**WHAT TO PRODUCE**
Tell how many lines below include the word "Intensity". Only the number should appear.

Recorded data
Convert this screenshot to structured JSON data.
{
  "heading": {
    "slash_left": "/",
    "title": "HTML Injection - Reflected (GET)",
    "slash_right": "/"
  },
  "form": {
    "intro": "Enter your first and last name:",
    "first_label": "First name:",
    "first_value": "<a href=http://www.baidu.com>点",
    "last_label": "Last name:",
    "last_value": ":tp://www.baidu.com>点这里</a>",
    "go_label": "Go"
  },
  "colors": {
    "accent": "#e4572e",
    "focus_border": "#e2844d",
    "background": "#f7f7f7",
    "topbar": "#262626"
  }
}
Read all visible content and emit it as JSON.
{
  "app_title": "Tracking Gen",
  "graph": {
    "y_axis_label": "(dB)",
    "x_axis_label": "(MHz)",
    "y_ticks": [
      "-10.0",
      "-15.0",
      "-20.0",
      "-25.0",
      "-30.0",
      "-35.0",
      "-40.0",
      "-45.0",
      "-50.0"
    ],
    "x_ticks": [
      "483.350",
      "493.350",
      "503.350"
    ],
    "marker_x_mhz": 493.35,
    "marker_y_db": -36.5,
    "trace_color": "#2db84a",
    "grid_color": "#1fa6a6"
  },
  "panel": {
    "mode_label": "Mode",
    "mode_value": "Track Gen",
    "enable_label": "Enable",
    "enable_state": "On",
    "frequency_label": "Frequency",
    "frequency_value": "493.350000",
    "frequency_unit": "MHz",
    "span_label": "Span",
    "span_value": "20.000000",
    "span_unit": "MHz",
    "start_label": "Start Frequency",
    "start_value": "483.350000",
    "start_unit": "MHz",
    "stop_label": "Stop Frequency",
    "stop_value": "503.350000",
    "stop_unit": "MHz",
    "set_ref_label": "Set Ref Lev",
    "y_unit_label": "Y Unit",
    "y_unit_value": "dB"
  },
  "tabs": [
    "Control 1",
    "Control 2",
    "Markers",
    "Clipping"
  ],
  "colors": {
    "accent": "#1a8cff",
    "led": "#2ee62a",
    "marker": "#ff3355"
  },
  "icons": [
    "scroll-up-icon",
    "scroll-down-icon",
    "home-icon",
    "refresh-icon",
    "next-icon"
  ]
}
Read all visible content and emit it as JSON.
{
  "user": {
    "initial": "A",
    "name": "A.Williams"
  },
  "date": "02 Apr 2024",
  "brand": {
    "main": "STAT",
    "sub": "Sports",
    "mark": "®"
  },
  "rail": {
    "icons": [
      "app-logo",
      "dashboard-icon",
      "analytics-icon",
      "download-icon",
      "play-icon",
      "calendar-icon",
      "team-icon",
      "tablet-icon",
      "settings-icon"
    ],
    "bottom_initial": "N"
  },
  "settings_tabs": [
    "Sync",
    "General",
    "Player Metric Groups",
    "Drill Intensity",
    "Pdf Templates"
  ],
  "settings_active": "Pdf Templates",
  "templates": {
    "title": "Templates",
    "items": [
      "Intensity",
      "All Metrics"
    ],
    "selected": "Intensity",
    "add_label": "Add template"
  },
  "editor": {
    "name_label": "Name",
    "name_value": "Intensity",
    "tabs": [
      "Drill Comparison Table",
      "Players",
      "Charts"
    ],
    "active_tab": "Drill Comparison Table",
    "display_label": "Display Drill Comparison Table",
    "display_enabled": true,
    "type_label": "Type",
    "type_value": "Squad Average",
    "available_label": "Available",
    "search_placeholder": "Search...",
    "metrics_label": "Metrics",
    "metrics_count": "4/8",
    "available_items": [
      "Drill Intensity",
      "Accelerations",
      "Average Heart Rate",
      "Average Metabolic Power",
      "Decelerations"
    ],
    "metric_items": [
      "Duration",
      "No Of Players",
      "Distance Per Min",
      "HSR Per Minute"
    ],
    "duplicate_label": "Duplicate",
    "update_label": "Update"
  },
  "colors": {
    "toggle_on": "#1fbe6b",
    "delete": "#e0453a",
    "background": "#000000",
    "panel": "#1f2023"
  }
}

**EXERCISE SOLUTION**
5